Gratefully,
PS — If you’re on FaceBook,  here’s our event page.

Fourth Friday/Films of Vision and Hope – Demain (Tomorrow)

Friday January 25, 7:30-9:30pm 
Fireside Room, Unitarian Universalist Church of Palo Alto, 505 E. Charleston, Palo Alto

For the new year, join Fourth Friday for a look at creative solutions to the ecological crisis. The acclaimed French film Demain (Tomorrow) follows Cyril Di,  Mélanie Laurent, and their team to ten different countries to learn more about the impending disaster how people are working hard to avoid or mitigate it.

A Variety reviewer wrote this about the film:

As ever with this sort of advocacy film, there is a danger that it will only ever preach to the converted. And that’s perhaps why the filmmakers’ approach is so smart: ‘Tomorrow’ wastes little time trying to convince us that that world is ending.
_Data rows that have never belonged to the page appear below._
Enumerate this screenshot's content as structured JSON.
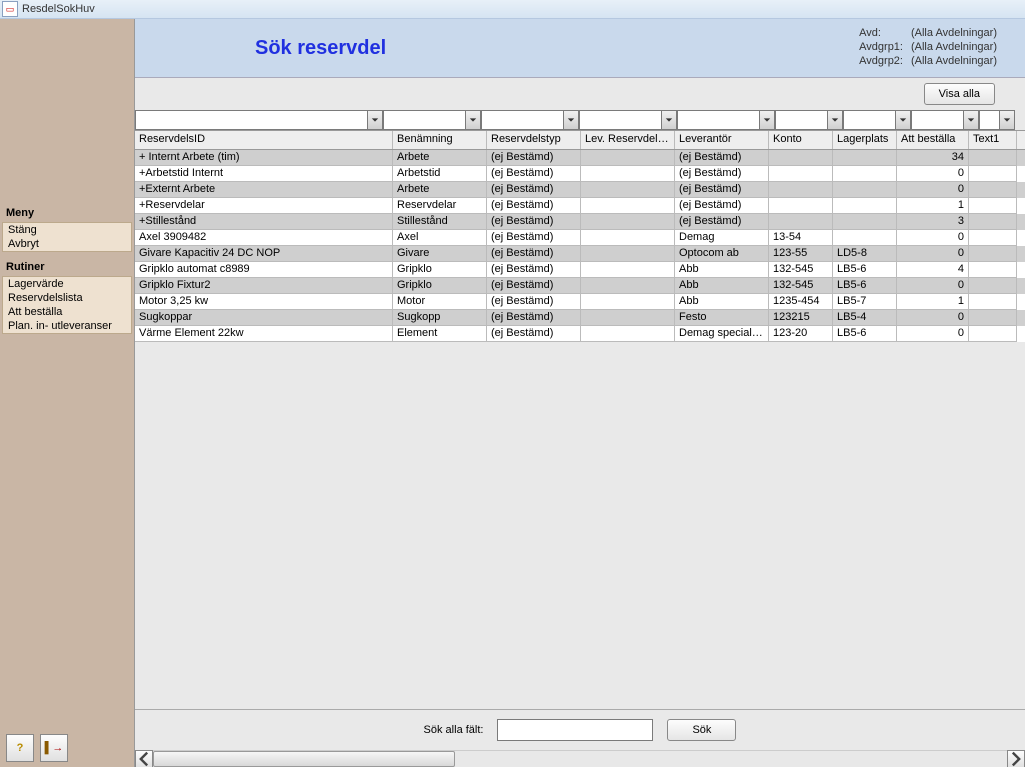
{
  "window": {
    "title": "ResdelSokHuv"
  },
  "sidebar": {
    "meny_header": "Meny",
    "meny_items": [
      "Stäng",
      "Avbryt"
    ],
    "rutiner_header": "Rutiner",
    "rutiner_items": [
      "Lagervärde",
      "Reservdelslista",
      "Att beställa",
      "Plan. in- utleveranser"
    ],
    "help_icon": "?",
    "exit_icon": "⇥"
  },
  "header": {
    "title": "Sök reservdel",
    "avd_label": "Avd:",
    "avd_value": "(Alla Avdelningar)",
    "avdgrp1_label": "Avdgrp1:",
    "avdgrp1_value": "(Alla Avdelningar)",
    "avdgrp2_label": "Avdgrp2:",
    "avdgrp2_value": "(Alla Avdelningar)"
  },
  "toolbar": {
    "visa_alla": "Visa alla"
  },
  "columns": [
    "ReservdelsID",
    "Benämning",
    "Reservdelstyp",
    "Lev. ReservdelsID",
    "Leverantör",
    "Konto",
    "Lagerplats",
    "Att beställa",
    "Text1"
  ],
  "rows": [
    {
      "id": "+  Internt Arbete (tim)",
      "ben": "Arbete",
      "typ": "(ej Bestämd)",
      "levid": "",
      "lev": "(ej Bestämd)",
      "konto": "",
      "lager": "",
      "best": "34",
      "t1": ""
    },
    {
      "id": "+Arbetstid Internt",
      "ben": "Arbetstid",
      "typ": "(ej Bestämd)",
      "levid": "",
      "lev": "(ej Bestämd)",
      "konto": "",
      "lager": "",
      "best": "0",
      "t1": ""
    },
    {
      "id": "+Externt Arbete",
      "ben": "Arbete",
      "typ": "(ej Bestämd)",
      "levid": "",
      "lev": "(ej Bestämd)",
      "konto": "",
      "lager": "",
      "best": "0",
      "t1": ""
    },
    {
      "id": "+Reservdelar",
      "ben": "Reservdelar",
      "typ": "(ej Bestämd)",
      "levid": "",
      "lev": "(ej Bestämd)",
      "konto": "",
      "lager": "",
      "best": "1",
      "t1": ""
    },
    {
      "id": "+Stillestånd",
      "ben": "Stillestånd",
      "typ": "(ej Bestämd)",
      "levid": "",
      "lev": "(ej Bestämd)",
      "konto": "",
      "lager": "",
      "best": "3",
      "t1": ""
    },
    {
      "id": "Axel 3909482",
      "ben": "Axel",
      "typ": "(ej Bestämd)",
      "levid": "",
      "lev": "Demag",
      "konto": "13-54",
      "lager": "",
      "best": "0",
      "t1": ""
    },
    {
      "id": "Givare Kapacitiv 24 DC NOP",
      "ben": "Givare",
      "typ": "(ej Bestämd)",
      "levid": "",
      "lev": "Optocom ab",
      "konto": "123-55",
      "lager": "LD5-8",
      "best": "0",
      "t1": ""
    },
    {
      "id": "Gripklo automat c8989",
      "ben": "Gripklo",
      "typ": "(ej Bestämd)",
      "levid": "",
      "lev": "Abb",
      "konto": "132-545",
      "lager": "LB5-6",
      "best": "4",
      "t1": ""
    },
    {
      "id": "Gripklo Fixtur2",
      "ben": "Gripklo",
      "typ": "(ej Bestämd)",
      "levid": "",
      "lev": "Abb",
      "konto": "132-545",
      "lager": "LB5-6",
      "best": "0",
      "t1": ""
    },
    {
      "id": "Motor 3,25 kw",
      "ben": "Motor",
      "typ": "(ej Bestämd)",
      "levid": "",
      "lev": "Abb",
      "konto": "1235-454",
      "lager": "LB5-7",
      "best": "1",
      "t1": ""
    },
    {
      "id": "Sugkoppar",
      "ben": "Sugkopp",
      "typ": "(ej Bestämd)",
      "levid": "",
      "lev": "Festo",
      "konto": "123215",
      "lager": "LB5-4",
      "best": "0",
      "t1": ""
    },
    {
      "id": "Värme Element 22kw",
      "ben": "Element",
      "typ": "(ej Bestämd)",
      "levid": "",
      "lev": "Demag specialisten",
      "konto": "123-20",
      "lager": "LB5-6",
      "best": "0",
      "t1": ""
    }
  ],
  "footer": {
    "sok_label": "Sök alla fält:",
    "sok_button": "Sök"
  }
}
It takes that as a known fact, and then highlights the people who are fighting in small but appreciable ways to stop that from happening. Almost inadvertently, it therefore embodies not just the how, but a pretty good reason why humanity ought to survive: It has people like these in it, ordinary people whose example, be it ever so idealized here, makes … tomorrow seem not quite so bleak.

FREE, Donations appreciated.
Co-sponsored by Transition Palo Alto, 350 Silicon Valley, and the Green Sanctuary Committee of UUPCA.

demain